- The task: Go through the entries below and pick out every line with "status".

:::::

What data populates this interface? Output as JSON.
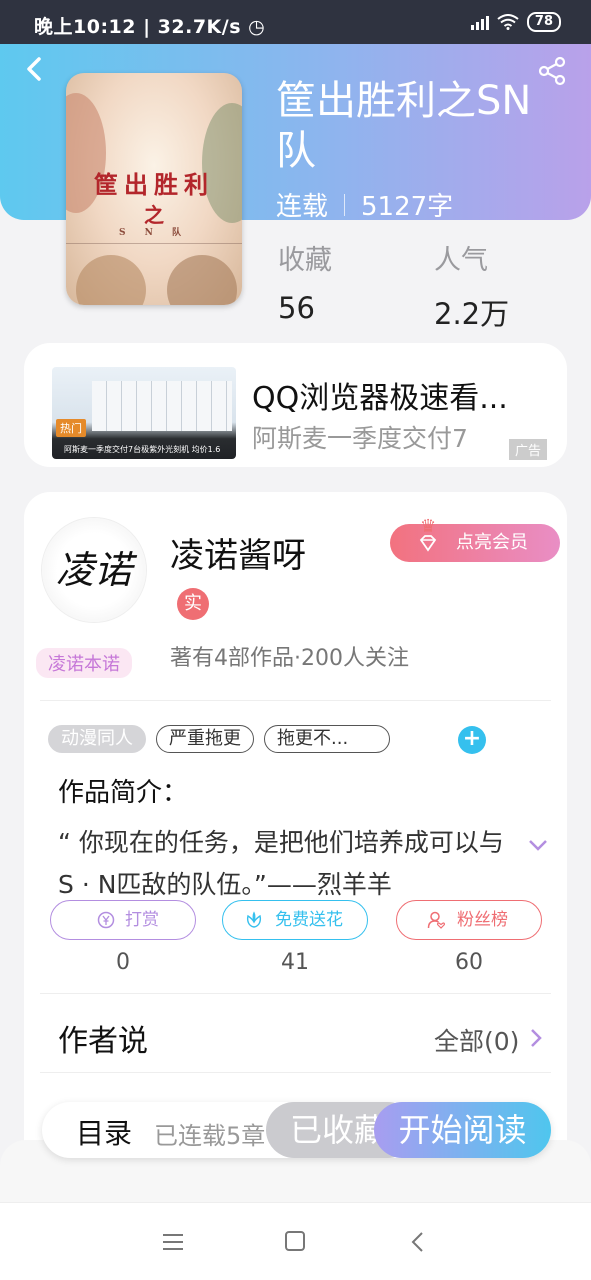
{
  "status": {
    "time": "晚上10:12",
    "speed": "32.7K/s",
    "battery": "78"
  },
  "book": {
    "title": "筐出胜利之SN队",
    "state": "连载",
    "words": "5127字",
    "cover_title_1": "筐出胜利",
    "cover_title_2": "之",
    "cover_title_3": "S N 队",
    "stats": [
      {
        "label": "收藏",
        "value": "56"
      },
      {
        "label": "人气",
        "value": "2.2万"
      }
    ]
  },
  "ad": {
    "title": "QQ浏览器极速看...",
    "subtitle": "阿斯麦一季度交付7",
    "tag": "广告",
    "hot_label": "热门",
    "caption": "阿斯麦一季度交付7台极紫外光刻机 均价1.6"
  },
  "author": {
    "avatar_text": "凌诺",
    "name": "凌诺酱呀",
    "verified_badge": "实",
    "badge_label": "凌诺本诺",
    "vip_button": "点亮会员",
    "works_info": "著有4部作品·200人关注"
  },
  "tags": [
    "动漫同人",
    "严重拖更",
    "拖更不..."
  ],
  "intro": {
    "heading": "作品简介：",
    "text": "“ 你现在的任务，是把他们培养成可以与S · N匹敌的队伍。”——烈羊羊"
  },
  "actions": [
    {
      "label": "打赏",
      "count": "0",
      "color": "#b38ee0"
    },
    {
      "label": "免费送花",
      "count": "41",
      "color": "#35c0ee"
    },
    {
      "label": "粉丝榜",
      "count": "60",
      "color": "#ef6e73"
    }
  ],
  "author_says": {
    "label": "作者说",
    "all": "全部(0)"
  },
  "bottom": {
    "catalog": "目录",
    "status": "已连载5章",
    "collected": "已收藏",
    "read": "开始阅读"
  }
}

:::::

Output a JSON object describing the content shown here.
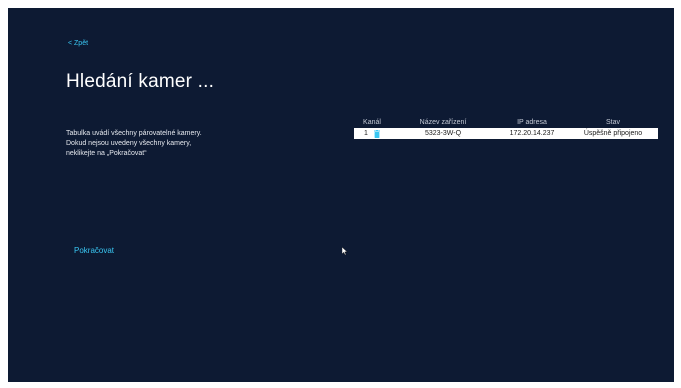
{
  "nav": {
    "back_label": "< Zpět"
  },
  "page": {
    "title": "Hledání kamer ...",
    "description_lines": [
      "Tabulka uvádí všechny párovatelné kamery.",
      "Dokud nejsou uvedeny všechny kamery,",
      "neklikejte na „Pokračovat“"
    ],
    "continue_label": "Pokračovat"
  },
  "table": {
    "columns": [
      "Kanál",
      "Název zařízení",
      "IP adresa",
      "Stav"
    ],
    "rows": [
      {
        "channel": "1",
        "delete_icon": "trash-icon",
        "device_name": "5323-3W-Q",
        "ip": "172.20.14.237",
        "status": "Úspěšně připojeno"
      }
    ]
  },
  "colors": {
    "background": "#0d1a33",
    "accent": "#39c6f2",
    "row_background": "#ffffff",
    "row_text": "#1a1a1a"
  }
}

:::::

- Output:
  "status": {
    "status": "已连载5章",
        "status": "Úspěšně připojeno"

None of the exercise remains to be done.